Salar de Uyuni (or "Salar de Tunupa") is the world's largest salt flat, or playa, at over 10,000 square kilometers in area. It is in the Daniel Campos Province in Potosí in southwest Bolivia, near the crest of the Andes at an elevation of 3,656 m above sea level.
The geological history of the Salar is associated with a sequential transformation between several vast lakes. Some 30,000 to 42,000 years ago, the area was part of a giant prehistoric lake, Lake Minchin. Its age was estimated by radiocarbon dating shells from outcropping sediments and carbonate reefs and varies between reported studies. Lake Minchin (named after Juan B. Minchin of Oruro) later transformed into Paleo Lake Tauca having a maximal depth of 140 meters, and an estimated age of 13,000 to 18,000 or 14,900 to 26,100 years, depending on the source.
The Salar was formed as a result of transformations between several prehistoric lakes that existed around forty thousand years ago but had all evaporated over time. It is now covered by a few meters of salt crust, which has an extraordinary flatness with the average elevation variations within one meter over the entire area of the Salar. The crust serves as a source of salt and covers a pool of brine, which is exceptionally rich in lithium. The large area, clear skies, and exceptional flatness of the surface make the Salar ideal for calibrating the altimeters of Earth observation satellites. Following rain, a thin layer of dead calm water transforms the flat into the world's largest mirror, 129 km across.
Located in the Lithium Triangle, the Salar contains a large amount of sodium, potassium, lithium and magnesium (all in the chloride forms of NaCl, KCl, LiCl and MgCl2, respectively), as well as borax. No mining plant is currently at the site, and the Bolivian government does not want to allow exploitation by foreign corporations. Instead, it intends to reach an annual production of 35,000 t by 2023 in a joint venture with ACI Systems Alemania GmbH. With an estimated 9,000,000 t, Bolivia holds about 7% of the world's known lithium resources; most of those are in the Salar de Uyuni.

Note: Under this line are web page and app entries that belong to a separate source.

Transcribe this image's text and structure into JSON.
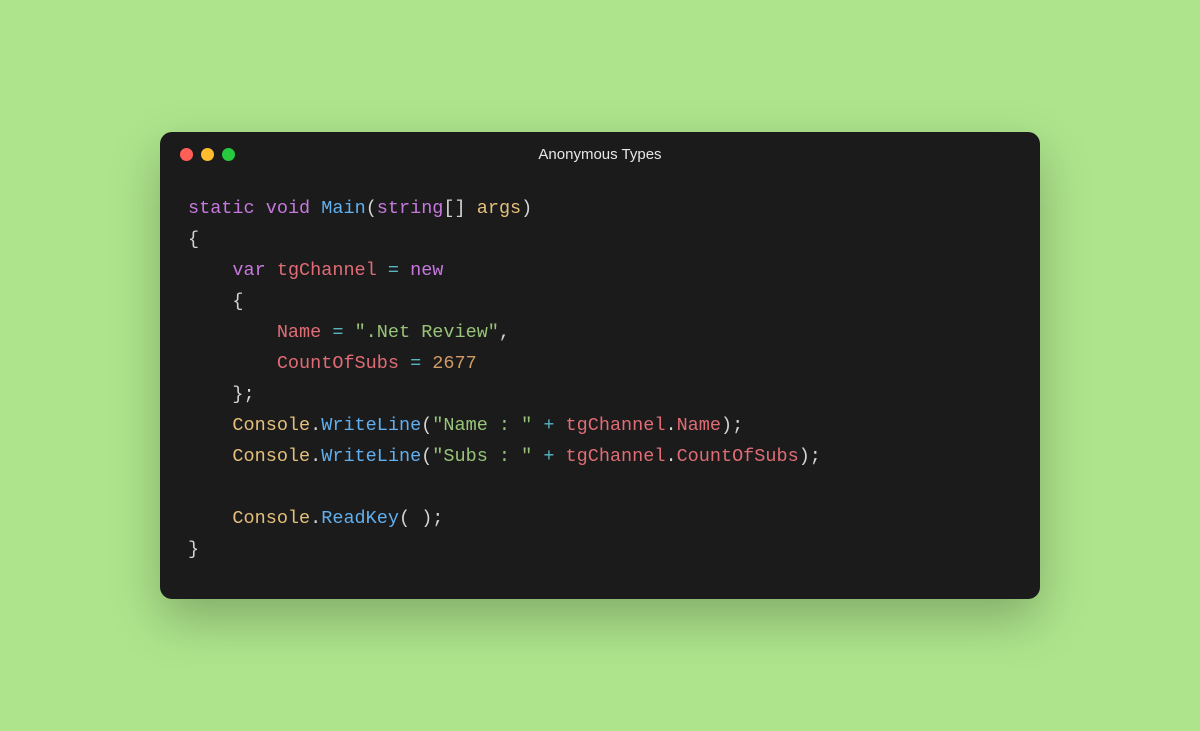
{
  "window": {
    "title": "Anonymous Types"
  },
  "code": {
    "kw_static": "static",
    "kw_void": "void",
    "fn_main": "Main",
    "type_string": "string",
    "brackets": "[]",
    "param_args": "args",
    "open_curly": "{",
    "close_curly": "}",
    "kw_var": "var",
    "ident_tgChannel": "tgChannel",
    "op_assign": "=",
    "kw_new": "new",
    "prop_Name": "Name",
    "str_netreview": "\".Net Review\"",
    "comma": ",",
    "prop_CountOfSubs": "CountOfSubs",
    "num_2677": "2677",
    "semi": ";",
    "close_init": "};",
    "cls_Console": "Console",
    "dot": ".",
    "method_WriteLine": "WriteLine",
    "str_name": "\"Name : \"",
    "op_plus": "+",
    "str_subs": "\"Subs : \"",
    "method_ReadKey": "ReadKey",
    "paren_open": "(",
    "paren_close": ")",
    "space": " "
  }
}
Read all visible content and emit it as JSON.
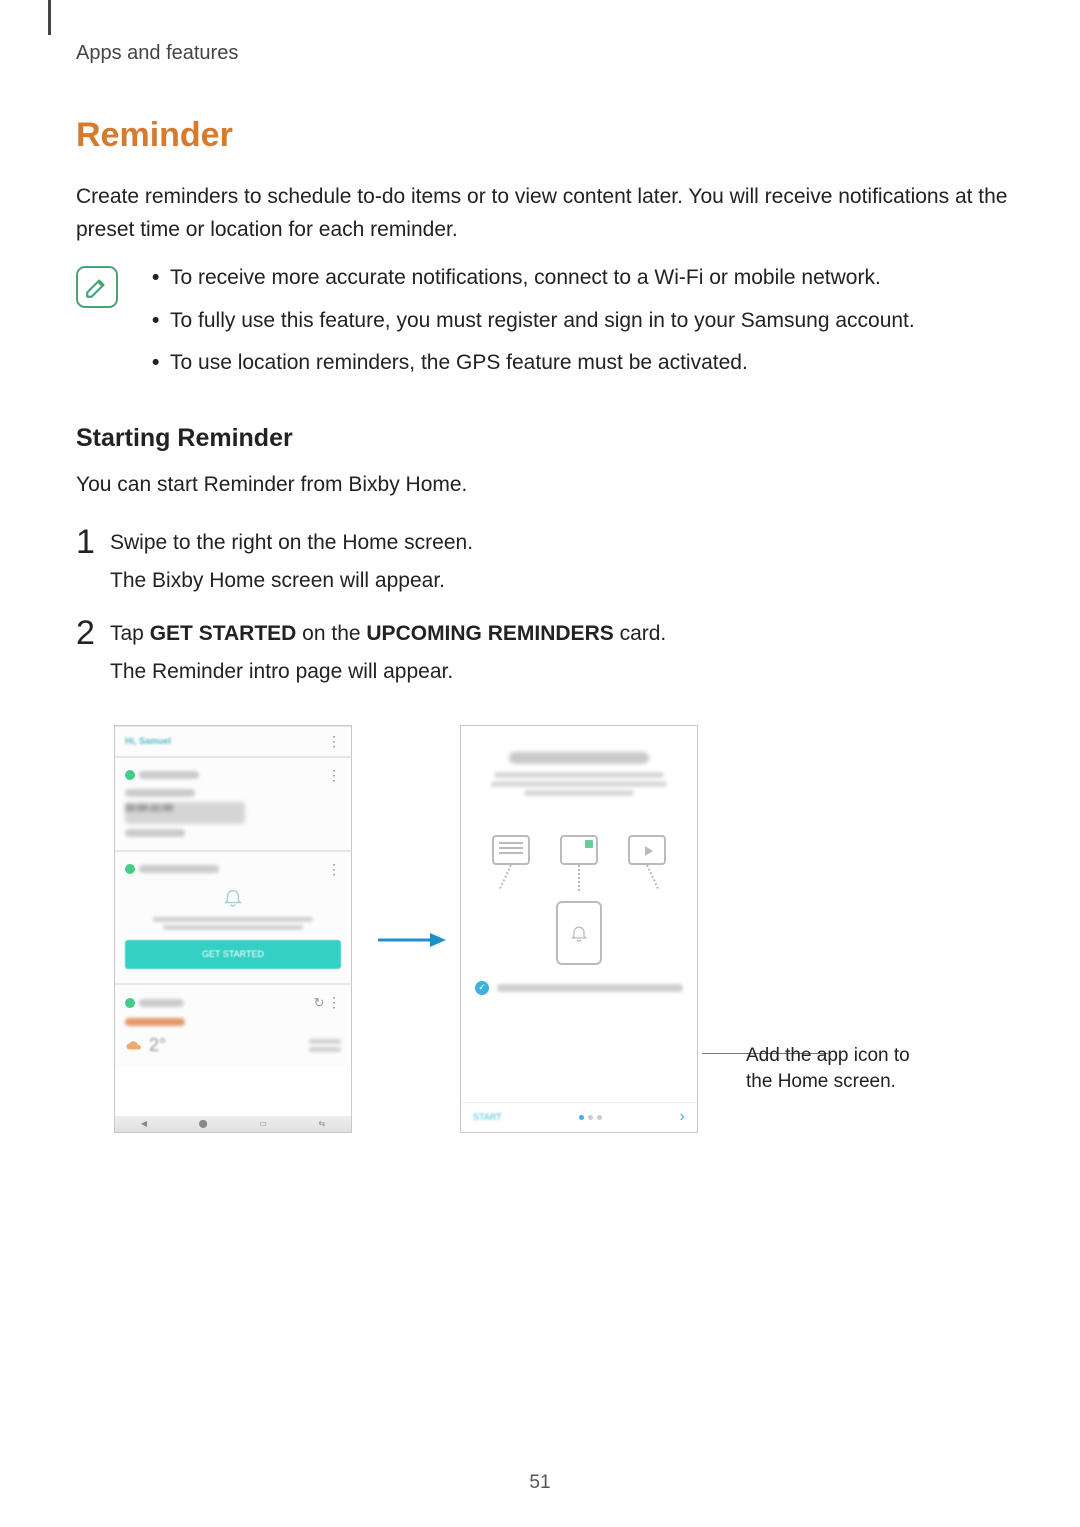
{
  "header": {
    "section": "Apps and features"
  },
  "title": "Reminder",
  "intro": "Create reminders to schedule to-do items or to view content later. You will receive notifications at the preset time or location for each reminder.",
  "notes": [
    "To receive more accurate notifications, connect to a Wi-Fi or mobile network.",
    "To fully use this feature, you must register and sign in to your Samsung account.",
    "To use location reminders, the GPS feature must be activated."
  ],
  "subheading": "Starting Reminder",
  "sub_para": "You can start Reminder from Bixby Home.",
  "steps": {
    "s1_num": "1",
    "s1_a": "Swipe to the right on the Home screen.",
    "s1_b": "The Bixby Home screen will appear.",
    "s2_num": "2",
    "s2_pre": "Tap ",
    "s2_b1": "GET STARTED",
    "s2_mid": " on the ",
    "s2_b2": "UPCOMING REMINDERS",
    "s2_post": " card.",
    "s2_b": "The Reminder intro page will appear."
  },
  "callout": "Add the app icon to the Home screen.",
  "left_shot": {
    "time_blur": "20:00-21:00",
    "btn": "GET STARTED",
    "temp": "2°"
  },
  "page": "51"
}
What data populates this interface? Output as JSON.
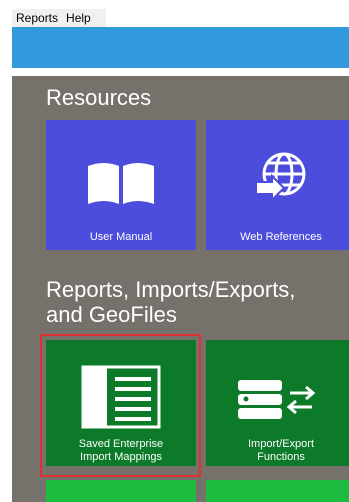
{
  "menu": {
    "items": [
      "Reports",
      "Help"
    ]
  },
  "sections": {
    "resources": {
      "title": "Resources"
    },
    "reports": {
      "title_line1": "Reports, Imports/Exports,",
      "title_line2": "and GeoFiles"
    }
  },
  "tiles": {
    "user_manual": {
      "label": "User Manual",
      "color": "#4c4cdd",
      "icon": "book-icon"
    },
    "web_references": {
      "label": "Web References",
      "color": "#4c4cdd",
      "icon": "globe-arrow-icon"
    },
    "saved_mappings": {
      "label_line1": "Saved Enterprise",
      "label_line2": "Import Mappings",
      "color": "#0d7a2a",
      "icon": "list-document-icon",
      "selected": true
    },
    "import_export": {
      "label_line1": "Import/Export",
      "label_line2": "Functions",
      "color": "#0d7a2a",
      "icon": "database-transfer-icon"
    }
  },
  "colors": {
    "panel": "#77716c",
    "header_blue": "#3399dd",
    "selection": "#e03131",
    "green_light": "#1dbb3f"
  }
}
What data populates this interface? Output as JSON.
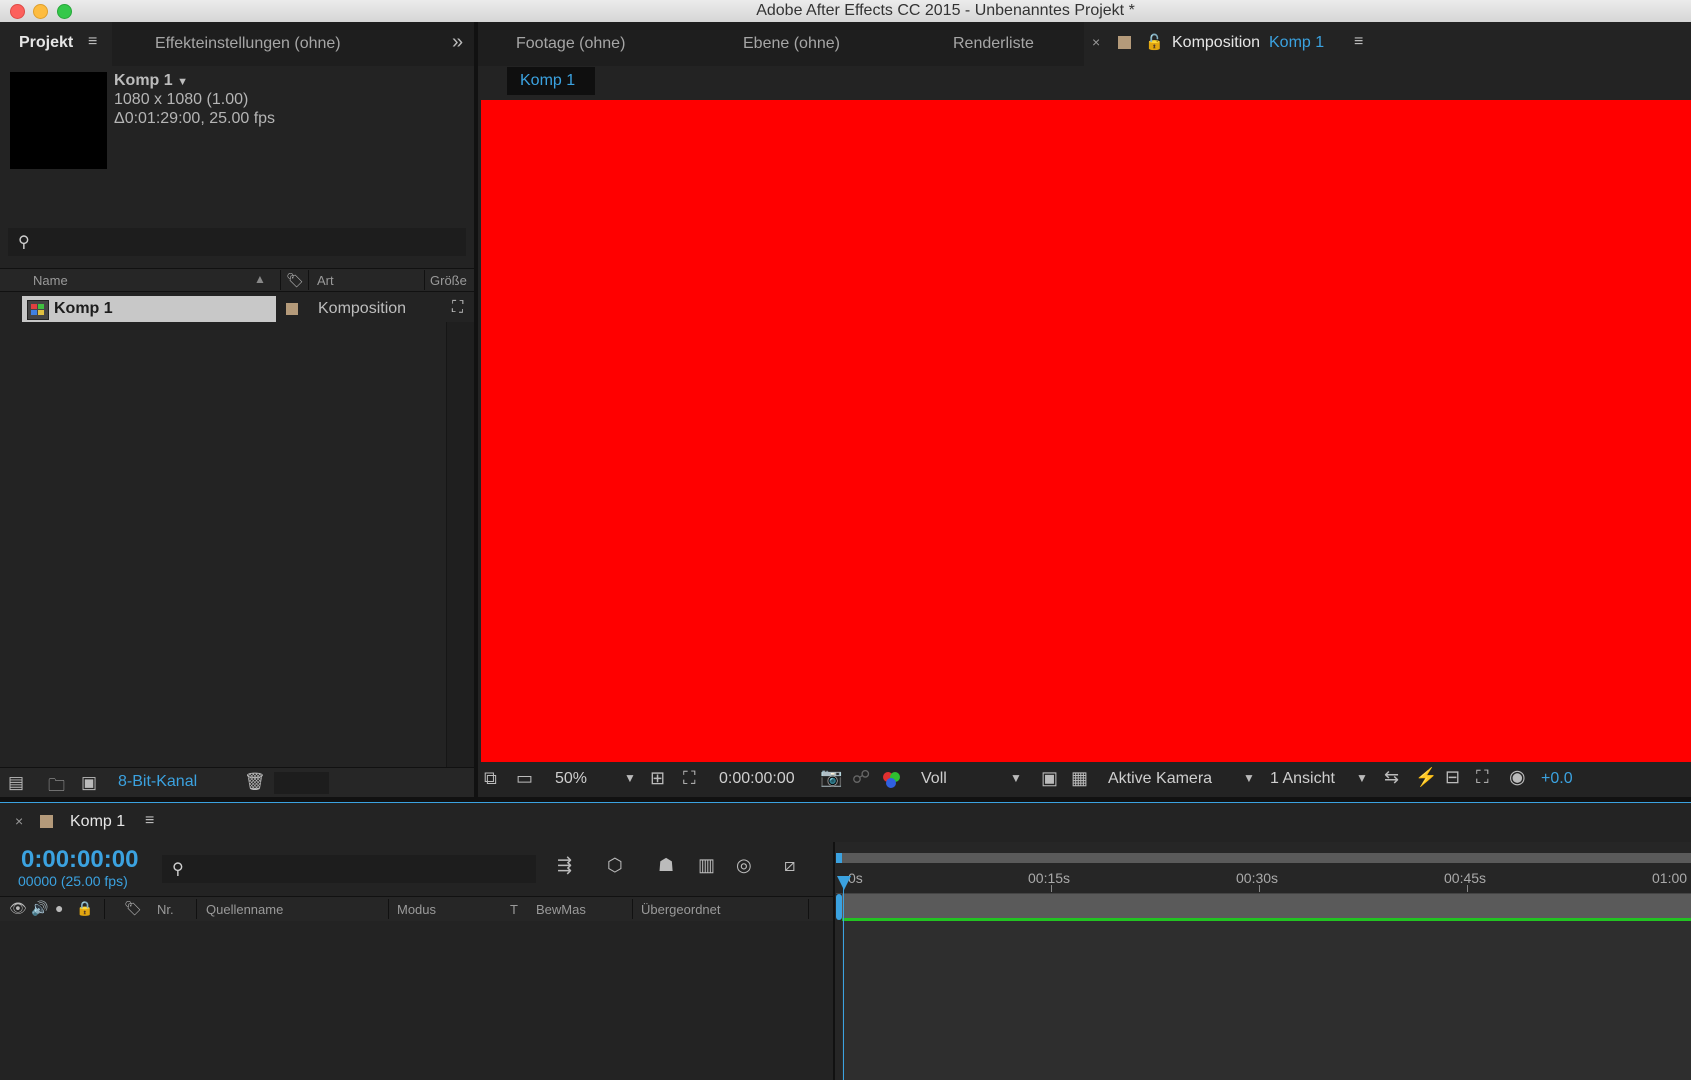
{
  "window": {
    "title": "Adobe After Effects CC 2015 - Unbenanntes Projekt *"
  },
  "left_tabs": {
    "project": "Projekt",
    "effects": "Effekteinstellungen (ohne)"
  },
  "right_tabs": {
    "footage": "Footage (ohne)",
    "layer": "Ebene (ohne)",
    "render": "Renderliste",
    "comp_prefix": "Komposition",
    "comp_name": "Komp 1"
  },
  "project": {
    "comp_title": "Komp 1",
    "comp_size": "1080 x 1080 (1.00)",
    "comp_duration": "Δ0:01:29:00, 25.00 fps",
    "search_placeholder": "",
    "columns": {
      "name": "Name",
      "type": "Art",
      "size": "Größe"
    },
    "items": [
      {
        "name": "Komp 1",
        "type": "Komposition",
        "label_color": "#b49a7a"
      }
    ],
    "bit_depth": "8-Bit-Kanal"
  },
  "viewer": {
    "breadcrumb": "Komp 1",
    "background_color": "#ff0000",
    "zoom": "50%",
    "timecode": "0:00:00:00",
    "resolution": "Voll",
    "camera": "Aktive Kamera",
    "views": "1 Ansicht",
    "exposure": "+0.0"
  },
  "timeline": {
    "tab": "Komp 1",
    "timecode": "0:00:00:00",
    "frames": "00000 (25.00 fps)",
    "columns": {
      "nr": "Nr.",
      "source": "Quellenname",
      "mode": "Modus",
      "t": "T",
      "trkmat": "BewMas",
      "parent": "Übergeordnet"
    },
    "ruler": [
      "0s",
      "00:15s",
      "00:30s",
      "00:45s",
      "01:00"
    ]
  },
  "colors": {
    "accent": "#3ba2e0",
    "workarea": "#22c322",
    "panel": "#232323"
  }
}
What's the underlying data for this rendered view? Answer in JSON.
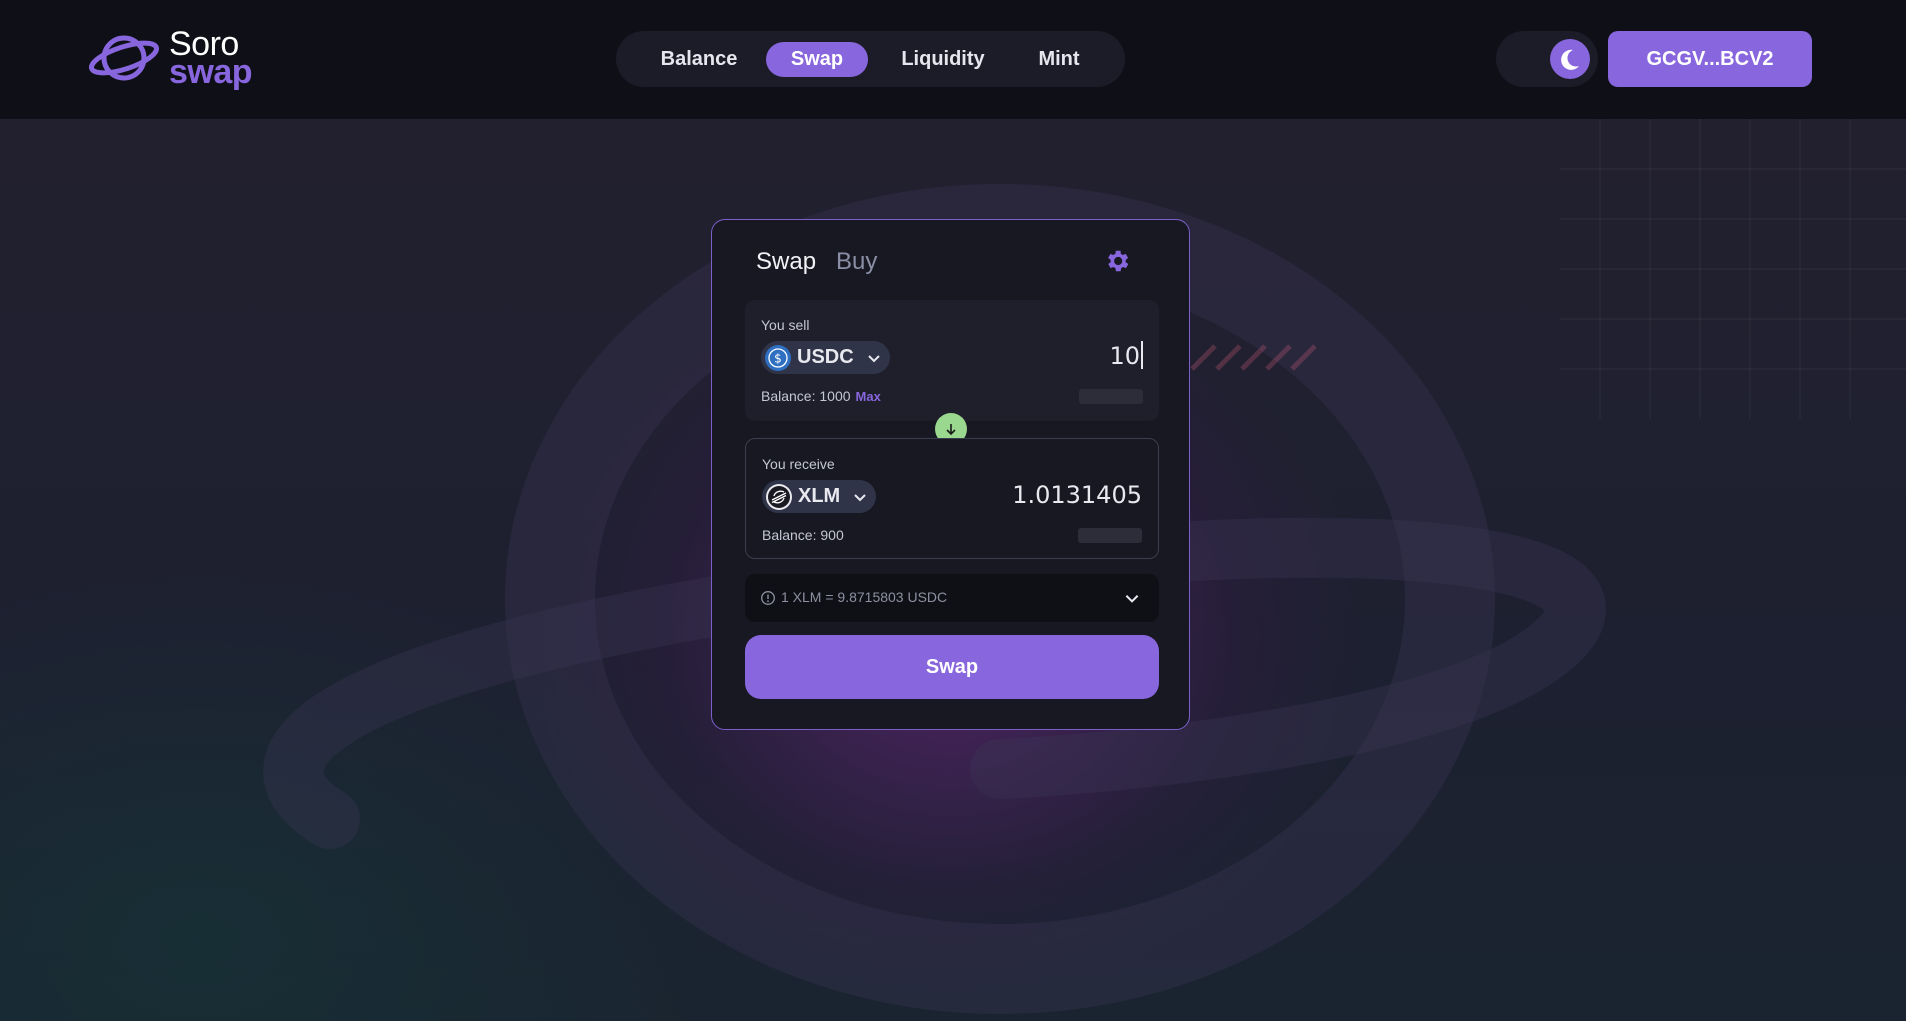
{
  "logo": {
    "line1": "Soro",
    "line2": "swap"
  },
  "nav": {
    "items": [
      {
        "label": "Balance",
        "active": false
      },
      {
        "label": "Swap",
        "active": true
      },
      {
        "label": "Liquidity",
        "active": false
      },
      {
        "label": "Mint",
        "active": false
      }
    ]
  },
  "header": {
    "theme_icon": "moon-icon",
    "wallet_address": "GCGV...BCV2"
  },
  "swap_card": {
    "tabs": [
      {
        "label": "Swap",
        "active": true
      },
      {
        "label": "Buy",
        "active": false
      }
    ],
    "settings_icon": "gear-icon",
    "sell": {
      "label": "You sell",
      "token": "USDC",
      "token_icon": "usdc-icon",
      "amount": "10",
      "balance_text": "Balance: 1000",
      "max_label": "Max"
    },
    "receive": {
      "label": "You receive",
      "token": "XLM",
      "token_icon": "stellar-icon",
      "amount": "1.0131405",
      "balance_text": "Balance: 900"
    },
    "rate_text": "1 XLM = 9.8715803 USDC",
    "swap_button": "Swap"
  },
  "colors": {
    "accent": "#8866dd",
    "flip_button": "#9ad88f",
    "header_bg": "#0f1017",
    "card_bg": "#171822"
  }
}
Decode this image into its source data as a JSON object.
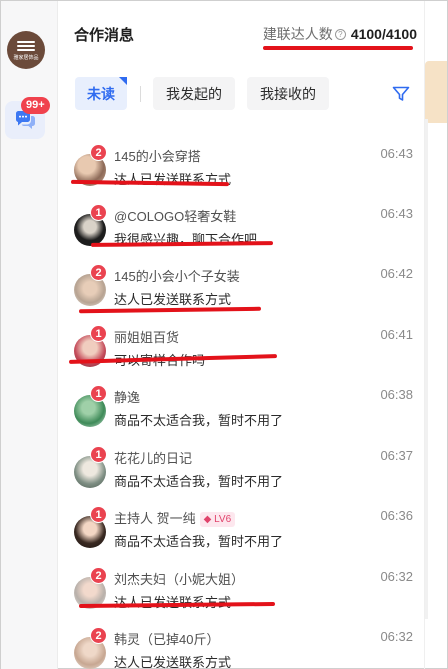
{
  "rail": {
    "logo_text": "雅家居饰品",
    "unread_badge": "99+"
  },
  "header": {
    "title": "合作消息",
    "quota_label": "建联达人数",
    "info_glyph": "?",
    "quota_value": "4100/4100"
  },
  "tabs": [
    {
      "label": "未读",
      "active": true
    },
    {
      "label": "我发起的",
      "active": false
    },
    {
      "label": "我接收的",
      "active": false
    }
  ],
  "conversations": [
    {
      "name": "145的小会穿搭",
      "time": "06:43",
      "message": "达人已发送联系方式",
      "badge": "2"
    },
    {
      "name": "@COLOGO轻奢女鞋",
      "time": "06:43",
      "message": "我很感兴趣，聊下合作吧",
      "badge": "1"
    },
    {
      "name": "145的小会小个子女装",
      "time": "06:42",
      "message": "达人已发送联系方式",
      "badge": "2"
    },
    {
      "name": "丽姐姐百货",
      "time": "06:41",
      "message": "可以寄样合作吗",
      "badge": "1"
    },
    {
      "name": "静逸",
      "time": "06:38",
      "message": "商品不太适合我，暂时不用了",
      "badge": "1"
    },
    {
      "name": "花花儿的日记",
      "time": "06:37",
      "message": "商品不太适合我，暂时不用了",
      "badge": "1"
    },
    {
      "name": "主持人 贺一纯",
      "level": "LV6",
      "time": "06:36",
      "message": "商品不太适合我，暂时不用了",
      "badge": "1"
    },
    {
      "name": "刘杰夫妇（小妮大姐）",
      "time": "06:32",
      "message": "达人已发送联系方式",
      "badge": "2"
    },
    {
      "name": "韩灵（已掉40斤）",
      "time": "06:32",
      "message": "达人已发送联系方式",
      "badge": "2"
    }
  ],
  "colors": {
    "accent": "#2f6bf0",
    "badge": "#ea4350",
    "annotation": "#e3121a"
  }
}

Salar de Uyuni is estimated to contain 10 billion tonnes of salt, of which less than 25,000 t is extracted annually. All miners working in the Salar belong to Colchani's cooperative. Because of its location, large area, and flatness, the Salar is a major car transport route across the Bolivian Altiplano, except when seasonally covered with water.
Salar has been used as a filming location for movies such as Star Wars: The Last Jedi (2017; as planet Crait), The Fall (2006), Salt and Fire (2016), The Unseen (2017), and several others.
According to Wikipedia